### Records shown
+ + + + +

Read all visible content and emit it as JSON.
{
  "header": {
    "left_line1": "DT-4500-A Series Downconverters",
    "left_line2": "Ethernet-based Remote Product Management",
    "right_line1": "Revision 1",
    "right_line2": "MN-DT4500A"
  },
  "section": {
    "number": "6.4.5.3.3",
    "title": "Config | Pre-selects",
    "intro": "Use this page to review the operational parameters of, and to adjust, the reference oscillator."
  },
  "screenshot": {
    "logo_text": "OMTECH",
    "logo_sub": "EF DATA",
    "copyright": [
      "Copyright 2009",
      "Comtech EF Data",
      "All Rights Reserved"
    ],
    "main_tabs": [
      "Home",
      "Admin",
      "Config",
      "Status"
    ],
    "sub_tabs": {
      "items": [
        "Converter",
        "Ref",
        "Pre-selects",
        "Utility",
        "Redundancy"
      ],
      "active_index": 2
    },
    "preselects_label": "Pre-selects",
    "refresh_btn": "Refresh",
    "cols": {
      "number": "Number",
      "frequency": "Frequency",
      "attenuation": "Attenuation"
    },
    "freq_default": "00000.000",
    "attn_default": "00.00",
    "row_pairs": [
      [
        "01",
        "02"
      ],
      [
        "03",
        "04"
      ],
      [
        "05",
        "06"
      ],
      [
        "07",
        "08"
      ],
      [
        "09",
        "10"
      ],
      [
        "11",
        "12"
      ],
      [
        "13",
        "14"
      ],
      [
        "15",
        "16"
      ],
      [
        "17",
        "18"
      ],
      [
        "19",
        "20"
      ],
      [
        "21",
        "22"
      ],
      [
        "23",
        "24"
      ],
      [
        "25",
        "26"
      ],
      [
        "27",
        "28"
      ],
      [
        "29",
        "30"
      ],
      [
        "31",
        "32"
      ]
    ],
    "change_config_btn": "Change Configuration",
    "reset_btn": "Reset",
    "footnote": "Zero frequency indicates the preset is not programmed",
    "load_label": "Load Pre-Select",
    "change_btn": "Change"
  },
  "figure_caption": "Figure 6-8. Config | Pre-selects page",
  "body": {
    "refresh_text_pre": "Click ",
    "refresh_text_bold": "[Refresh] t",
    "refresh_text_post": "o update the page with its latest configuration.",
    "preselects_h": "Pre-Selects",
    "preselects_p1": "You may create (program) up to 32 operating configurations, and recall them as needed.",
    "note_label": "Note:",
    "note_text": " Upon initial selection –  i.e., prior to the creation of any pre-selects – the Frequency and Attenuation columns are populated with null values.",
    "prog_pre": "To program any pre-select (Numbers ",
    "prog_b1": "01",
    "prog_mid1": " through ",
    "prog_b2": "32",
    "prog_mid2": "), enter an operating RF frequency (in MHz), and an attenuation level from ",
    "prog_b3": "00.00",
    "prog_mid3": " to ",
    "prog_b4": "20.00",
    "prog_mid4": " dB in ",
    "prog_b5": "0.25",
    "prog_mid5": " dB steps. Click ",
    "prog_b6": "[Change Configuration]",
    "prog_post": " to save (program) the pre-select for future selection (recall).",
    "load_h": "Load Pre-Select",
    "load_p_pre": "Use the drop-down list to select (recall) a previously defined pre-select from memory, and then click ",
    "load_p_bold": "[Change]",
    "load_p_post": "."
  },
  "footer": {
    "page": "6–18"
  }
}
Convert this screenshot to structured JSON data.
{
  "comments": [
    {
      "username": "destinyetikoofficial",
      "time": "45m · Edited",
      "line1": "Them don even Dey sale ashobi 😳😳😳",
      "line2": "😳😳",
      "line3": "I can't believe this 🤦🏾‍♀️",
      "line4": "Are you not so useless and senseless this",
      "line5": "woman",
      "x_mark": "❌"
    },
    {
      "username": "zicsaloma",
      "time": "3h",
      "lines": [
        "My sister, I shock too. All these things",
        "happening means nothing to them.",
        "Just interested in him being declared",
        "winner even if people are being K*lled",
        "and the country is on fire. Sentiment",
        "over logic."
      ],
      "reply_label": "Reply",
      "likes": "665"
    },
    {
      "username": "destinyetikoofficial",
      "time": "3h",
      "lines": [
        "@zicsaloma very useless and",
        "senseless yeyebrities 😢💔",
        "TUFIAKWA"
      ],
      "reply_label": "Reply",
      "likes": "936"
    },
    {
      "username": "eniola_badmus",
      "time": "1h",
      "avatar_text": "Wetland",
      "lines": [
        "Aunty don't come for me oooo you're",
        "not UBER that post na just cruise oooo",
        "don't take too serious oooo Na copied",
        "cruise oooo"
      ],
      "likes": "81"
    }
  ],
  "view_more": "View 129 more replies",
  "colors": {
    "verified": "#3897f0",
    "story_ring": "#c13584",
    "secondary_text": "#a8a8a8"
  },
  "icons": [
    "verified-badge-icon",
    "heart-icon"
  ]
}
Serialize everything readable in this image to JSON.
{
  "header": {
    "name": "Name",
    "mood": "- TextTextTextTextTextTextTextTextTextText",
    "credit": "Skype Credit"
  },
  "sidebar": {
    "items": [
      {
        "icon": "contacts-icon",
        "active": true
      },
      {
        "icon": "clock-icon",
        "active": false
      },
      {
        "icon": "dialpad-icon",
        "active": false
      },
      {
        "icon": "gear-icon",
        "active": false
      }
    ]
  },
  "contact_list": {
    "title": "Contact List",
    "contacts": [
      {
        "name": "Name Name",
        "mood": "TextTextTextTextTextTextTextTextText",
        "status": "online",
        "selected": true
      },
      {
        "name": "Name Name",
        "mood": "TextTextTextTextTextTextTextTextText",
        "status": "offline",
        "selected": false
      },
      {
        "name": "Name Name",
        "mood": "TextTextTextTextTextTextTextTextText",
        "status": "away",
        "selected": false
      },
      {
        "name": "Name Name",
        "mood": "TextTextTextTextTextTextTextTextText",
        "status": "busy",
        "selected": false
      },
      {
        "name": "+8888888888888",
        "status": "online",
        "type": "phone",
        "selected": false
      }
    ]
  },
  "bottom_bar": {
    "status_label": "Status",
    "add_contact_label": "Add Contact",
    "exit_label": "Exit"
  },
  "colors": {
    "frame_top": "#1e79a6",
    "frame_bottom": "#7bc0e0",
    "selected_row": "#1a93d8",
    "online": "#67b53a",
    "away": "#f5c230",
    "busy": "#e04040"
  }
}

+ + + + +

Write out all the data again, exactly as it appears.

Read all visible content and emit it as JSON.
{
  "header": {
    "left_line1": "DT-4500-A Series Downconverters",
    "left_line2": "Ethernet-based Remote Product Management",
    "right_line1": "Revision 1",
    "right_line2": "MN-DT4500A"
  },
  "section": {
    "number": "6.4.5.3.3",
    "title": "Config | Pre-selects",
    "intro": "Use this page to review the operational parameters of, and to adjust, the reference oscillator."
  },
  "screenshot": {
    "logo_text": "OMTECH",
    "logo_sub": "EF DATA",
    "copyright": [
      "Copyright 2009",
      "Comtech EF Data",
      "All Rights Reserved"
    ],
    "main_tabs": [
      "Home",
      "Admin",
      "Config",
      "Status"
    ],
    "sub_tabs": {
      "items": [
        "Converter",
        "Ref",
        "Pre-selects",
        "Utility",
        "Redundancy"
      ],
      "active_index": 2
    },
    "preselects_label": "Pre-selects",
    "refresh_btn": "Refresh",
    "cols": {
      "number": "Number",
      "frequency": "Frequency",
      "attenuation": "Attenuation"
    },
    "freq_default": "00000.000",
    "attn_default": "00.00",
    "row_pairs": [
      [
        "01",
        "02"
      ],
      [
        "03",
        "04"
      ],
      [
        "05",
        "06"
      ],
      [
        "07",
        "08"
      ],
      [
        "09",
        "10"
      ],
      [
        "11",
        "12"
      ],
      [
        "13",
        "14"
      ],
      [
        "15",
        "16"
      ],
      [
        "17",
        "18"
      ],
      [
        "19",
        "20"
      ],
      [
        "21",
        "22"
      ],
      [
        "23",
        "24"
      ],
      [
        "25",
        "26"
      ],
      [
        "27",
        "28"
      ],
      [
        "29",
        "30"
      ],
      [
        "31",
        "32"
      ]
    ],
    "change_config_btn": "Change Configuration",
    "reset_btn": "Reset",
    "footnote": "Zero frequency indicates the preset is not programmed",
    "load_label": "Load Pre-Select",
    "change_btn": "Change"
  },
  "figure_caption": "Figure 6-8. Config | Pre-selects page",
  "body": {
    "refresh_text_pre": "Click ",
    "refresh_text_bold": "[Refresh] t",
    "refresh_text_post": "o update the page with its latest configuration.",
    "preselects_h": "Pre-Selects",
    "preselects_p1": "You may create (program) up to 32 operating configurations, and recall them as needed.",
    "note_label": "Note:",
    "note_text": " Upon initial selection –  i.e., prior to the creation of any pre-selects – the Frequency and Attenuation columns are populated with null values.",
    "prog_pre": "To program any pre-select (Numbers ",
    "prog_b1": "01",
    "prog_mid1": " through ",
    "prog_b2": "32",
    "prog_mid2": "), enter an operating RF frequency (in MHz), and an attenuation level from ",
    "prog_b3": "00.00",
    "prog_mid3": " to ",
    "prog_b4": "20.00",
    "prog_mid4": " dB in ",
    "prog_b5": "0.25",
    "prog_mid5": " dB steps. Click ",
    "prog_b6": "[Change Configuration]",
    "prog_post": " to save (program) the pre-select for future selection (recall).",
    "load_h": "Load Pre-Select",
    "load_p_pre": "Use the drop-down list to select (recall) a previously defined pre-select from memory, and then click ",
    "load_p_bold": "[Change]",
    "load_p_post": "."
  },
  "footer": {
    "page": "6–18"
  }
}
Convert this screenshot to structured JSON data.
{
  "comments": [
    {
      "username": "destinyetikoofficial",
      "time": "45m · Edited",
      "line1": "Them don even Dey sale ashobi 😳😳😳",
      "line2": "😳😳",
      "line3": "I can't believe this 🤦🏾‍♀️",
      "line4": "Are you not so useless and senseless this",
      "line5": "woman",
      "x_mark": "❌"
    },
    {
      "username": "zicsaloma",
      "time": "3h",
      "lines": [
        "My sister, I shock too. All these things",
        "happening means nothing to them.",
        "Just interested in him being declared",
        "winner even if people are being K*lled",
        "and the country is on fire. Sentiment",
        "over logic."
      ],
      "reply_label": "Reply",
      "likes": "665"
    },
    {
      "username": "destinyetikoofficial",
      "time": "3h",
      "lines": [
        "@zicsaloma very useless and",
        "senseless yeyebrities 😢💔",
        "TUFIAKWA"
      ],
      "reply_label": "Reply",
      "likes": "936"
    },
    {
      "username": "eniola_badmus",
      "time": "1h",
      "avatar_text": "Wetland",
      "lines": [
        "Aunty don't come for me oooo you're",
        "not UBER that post na just cruise oooo",
        "don't take too serious oooo Na copied",
        "cruise oooo"
      ],
      "likes": "81"
    }
  ],
  "view_more": "View 129 more replies",
  "colors": {
    "verified": "#3897f0",
    "story_ring": "#c13584",
    "secondary_text": "#a8a8a8"
  },
  "icons": [
    "verified-badge-icon",
    "heart-icon"
  ]
}
Serialize everything readable in this image to JSON.
{
  "header": {
    "name": "Name",
    "mood": "- TextTextTextTextTextTextTextTextTextText",
    "credit": "Skype Credit"
  },
  "sidebar": {
    "items": [
      {
        "icon": "contacts-icon",
        "active": true
      },
      {
        "icon": "clock-icon",
        "active": false
      },
      {
        "icon": "dialpad-icon",
        "active": false
      },
      {
        "icon": "gear-icon",
        "active": false
      }
    ]
  },
  "contact_list": {
    "title": "Contact List",
    "contacts": [
      {
        "name": "Name Name",
        "mood": "TextTextTextTextTextTextTextTextText",
        "status": "online",
        "selected": true
      },
      {
        "name": "Name Name",
        "mood": "TextTextTextTextTextTextTextTextText",
        "status": "offline",
        "selected": false
      },
      {
        "name": "Name Name",
        "mood": "TextTextTextTextTextTextTextTextText",
        "status": "away",
        "selected": false
      },
      {
        "name": "Name Name",
        "mood": "TextTextTextTextTextTextTextTextText",
        "status": "busy",
        "selected": false
      },
      {
        "name": "+8888888888888",
        "status": "online",
        "type": "phone",
        "selected": false
      }
    ]
  },
  "bottom_bar": {
    "status_label": "Status",
    "add_contact_label": "Add Contact",
    "exit_label": "Exit"
  },
  "colors": {
    "frame_top": "#1e79a6",
    "frame_bottom": "#7bc0e0",
    "selected_row": "#1a93d8",
    "online": "#67b53a",
    "away": "#f5c230",
    "busy": "#e04040"
  }
}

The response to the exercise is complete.